(Beginning of Materials provided)

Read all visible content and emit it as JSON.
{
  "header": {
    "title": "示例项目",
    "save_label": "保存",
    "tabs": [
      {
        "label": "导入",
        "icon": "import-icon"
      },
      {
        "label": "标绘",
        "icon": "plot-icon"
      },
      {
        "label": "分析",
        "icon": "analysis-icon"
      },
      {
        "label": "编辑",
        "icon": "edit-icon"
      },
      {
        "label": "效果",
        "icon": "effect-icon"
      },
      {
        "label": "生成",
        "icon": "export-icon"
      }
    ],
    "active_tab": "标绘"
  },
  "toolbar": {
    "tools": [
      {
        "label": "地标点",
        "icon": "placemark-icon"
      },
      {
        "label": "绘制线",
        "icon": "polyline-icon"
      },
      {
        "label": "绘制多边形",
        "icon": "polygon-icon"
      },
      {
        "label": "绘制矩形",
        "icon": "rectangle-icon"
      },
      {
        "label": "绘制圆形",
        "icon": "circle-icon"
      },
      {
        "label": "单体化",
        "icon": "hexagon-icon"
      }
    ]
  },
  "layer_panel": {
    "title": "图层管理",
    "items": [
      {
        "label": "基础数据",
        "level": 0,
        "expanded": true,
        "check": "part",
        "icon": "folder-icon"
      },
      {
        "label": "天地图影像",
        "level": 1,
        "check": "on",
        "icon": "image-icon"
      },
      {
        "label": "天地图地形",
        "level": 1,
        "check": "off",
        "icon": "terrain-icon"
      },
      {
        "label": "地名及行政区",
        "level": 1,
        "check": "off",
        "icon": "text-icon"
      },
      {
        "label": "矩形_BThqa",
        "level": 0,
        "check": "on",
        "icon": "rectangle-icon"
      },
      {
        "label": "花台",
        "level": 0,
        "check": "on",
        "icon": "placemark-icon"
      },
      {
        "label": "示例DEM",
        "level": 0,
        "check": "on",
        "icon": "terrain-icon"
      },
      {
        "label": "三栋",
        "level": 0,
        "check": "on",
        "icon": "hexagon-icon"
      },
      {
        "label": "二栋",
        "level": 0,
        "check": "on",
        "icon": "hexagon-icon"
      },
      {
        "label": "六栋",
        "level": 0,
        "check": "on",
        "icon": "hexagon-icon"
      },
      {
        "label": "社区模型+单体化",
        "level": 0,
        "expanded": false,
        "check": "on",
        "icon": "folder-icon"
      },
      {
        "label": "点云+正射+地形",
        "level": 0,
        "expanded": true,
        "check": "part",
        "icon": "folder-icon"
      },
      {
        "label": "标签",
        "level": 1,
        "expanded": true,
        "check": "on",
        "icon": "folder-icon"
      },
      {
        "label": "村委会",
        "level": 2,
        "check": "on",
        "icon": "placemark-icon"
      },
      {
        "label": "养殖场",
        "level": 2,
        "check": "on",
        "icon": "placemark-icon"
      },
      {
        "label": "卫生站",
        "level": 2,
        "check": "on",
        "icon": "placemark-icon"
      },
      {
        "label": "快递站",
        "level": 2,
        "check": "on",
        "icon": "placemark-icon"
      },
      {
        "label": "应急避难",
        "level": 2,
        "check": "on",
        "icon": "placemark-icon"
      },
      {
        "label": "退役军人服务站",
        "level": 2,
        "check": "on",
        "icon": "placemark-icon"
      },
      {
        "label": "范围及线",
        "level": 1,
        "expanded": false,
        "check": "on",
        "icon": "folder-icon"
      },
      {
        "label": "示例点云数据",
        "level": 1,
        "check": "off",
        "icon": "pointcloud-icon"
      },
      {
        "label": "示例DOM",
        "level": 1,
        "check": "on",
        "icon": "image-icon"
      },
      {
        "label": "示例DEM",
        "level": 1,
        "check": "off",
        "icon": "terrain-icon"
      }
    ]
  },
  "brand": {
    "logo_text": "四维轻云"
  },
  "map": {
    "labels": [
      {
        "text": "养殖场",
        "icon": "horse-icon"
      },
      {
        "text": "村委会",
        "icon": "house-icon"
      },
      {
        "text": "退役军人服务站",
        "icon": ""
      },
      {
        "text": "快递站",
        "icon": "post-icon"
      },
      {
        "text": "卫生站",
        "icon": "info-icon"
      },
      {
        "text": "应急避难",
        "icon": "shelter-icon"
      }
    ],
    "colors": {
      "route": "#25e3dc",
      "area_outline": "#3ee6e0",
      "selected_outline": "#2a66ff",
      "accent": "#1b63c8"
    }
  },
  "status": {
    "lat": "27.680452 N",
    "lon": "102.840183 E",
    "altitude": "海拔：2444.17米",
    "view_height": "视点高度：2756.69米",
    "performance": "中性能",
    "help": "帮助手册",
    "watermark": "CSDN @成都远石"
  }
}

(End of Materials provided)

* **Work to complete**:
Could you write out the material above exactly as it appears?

* **Output of the task**:
Read all visible content and emit it as JSON.
{
  "header": {
    "title": "示例项目",
    "save_label": "保存",
    "tabs": [
      {
        "label": "导入",
        "icon": "import-icon"
      },
      {
        "label": "标绘",
        "icon": "plot-icon"
      },
      {
        "label": "分析",
        "icon": "analysis-icon"
      },
      {
        "label": "编辑",
        "icon": "edit-icon"
      },
      {
        "label": "效果",
        "icon": "effect-icon"
      },
      {
        "label": "生成",
        "icon": "export-icon"
      }
    ],
    "active_tab": "标绘"
  },
  "toolbar": {
    "tools": [
      {
        "label": "地标点",
        "icon": "placemark-icon"
      },
      {
        "label": "绘制线",
        "icon": "polyline-icon"
      },
      {
        "label": "绘制多边形",
        "icon": "polygon-icon"
      },
      {
        "label": "绘制矩形",
        "icon": "rectangle-icon"
      },
      {
        "label": "绘制圆形",
        "icon": "circle-icon"
      },
      {
        "label": "单体化",
        "icon": "hexagon-icon"
      }
    ]
  },
  "layer_panel": {
    "title": "图层管理",
    "items": [
      {
        "label": "基础数据",
        "level": 0,
        "expanded": true,
        "check": "part",
        "icon": "folder-icon"
      },
      {
        "label": "天地图影像",
        "level": 1,
        "check": "on",
        "icon": "image-icon"
      },
      {
        "label": "天地图地形",
        "level": 1,
        "check": "off",
        "icon": "terrain-icon"
      },
      {
        "label": "地名及行政区",
        "level": 1,
        "check": "off",
        "icon": "text-icon"
      },
      {
        "label": "矩形_BThqa",
        "level": 0,
        "check": "on",
        "icon": "rectangle-icon"
      },
      {
        "label": "花台",
        "level": 0,
        "check": "on",
        "icon": "placemark-icon"
      },
      {
        "label": "示例DEM",
        "level": 0,
        "check": "on",
        "icon": "terrain-icon"
      },
      {
        "label": "三栋",
        "level": 0,
        "check": "on",
        "icon": "hexagon-icon"
      },
      {
        "label": "二栋",
        "level": 0,
        "check": "on",
        "icon": "hexagon-icon"
      },
      {
        "label": "六栋",
        "level": 0,
        "check": "on",
        "icon": "hexagon-icon"
      },
      {
        "label": "社区模型+单体化",
        "level": 0,
        "expanded": false,
        "check": "on",
        "icon": "folder-icon"
      },
      {
        "label": "点云+正射+地形",
        "level": 0,
        "expanded": true,
        "check": "part",
        "icon": "folder-icon"
      },
      {
        "label": "标签",
        "level": 1,
        "expanded": true,
        "check": "on",
        "icon": "folder-icon"
      },
      {
        "label": "村委会",
        "level": 2,
        "check": "on",
        "icon": "placemark-icon"
      },
      {
        "label": "养殖场",
        "level": 2,
        "check": "on",
        "icon": "placemark-icon"
      },
      {
        "label": "卫生站",
        "level": 2,
        "check": "on",
        "icon": "placemark-icon"
      },
      {
        "label": "快递站",
        "level": 2,
        "check": "on",
        "icon": "placemark-icon"
      },
      {
        "label": "应急避难",
        "level": 2,
        "check": "on",
        "icon": "placemark-icon"
      },
      {
        "label": "退役军人服务站",
        "level": 2,
        "check": "on",
        "icon": "placemark-icon"
      },
      {
        "label": "范围及线",
        "level": 1,
        "expanded": false,
        "check": "on",
        "icon": "folder-icon"
      },
      {
        "label": "示例点云数据",
        "level": 1,
        "check": "off",
        "icon": "pointcloud-icon"
      },
      {
        "label": "示例DOM",
        "level": 1,
        "check": "on",
        "icon": "image-icon"
      },
      {
        "label": "示例DEM",
        "level": 1,
        "check": "off",
        "icon": "terrain-icon"
      }
    ]
  },
  "brand": {
    "logo_text": "四维轻云"
  },
  "map": {
    "labels": [
      {
        "text": "养殖场",
        "icon": "horse-icon"
      },
      {
        "text": "村委会",
        "icon": "house-icon"
      },
      {
        "text": "退役军人服务站",
        "icon": ""
      },
      {
        "text": "快递站",
        "icon": "post-icon"
      },
      {
        "text": "卫生站",
        "icon": "info-icon"
      },
      {
        "text": "应急避难",
        "icon": "shelter-icon"
      }
    ],
    "colors": {
      "route": "#25e3dc",
      "area_outline": "#3ee6e0",
      "selected_outline": "#2a66ff",
      "accent": "#1b63c8"
    }
  },
  "status": {
    "lat": "27.680452 N",
    "lon": "102.840183 E",
    "altitude": "海拔：2444.17米",
    "view_height": "视点高度：2756.69米",
    "performance": "中性能",
    "help": "帮助手册",
    "watermark": "CSDN @成都远石"
  }
}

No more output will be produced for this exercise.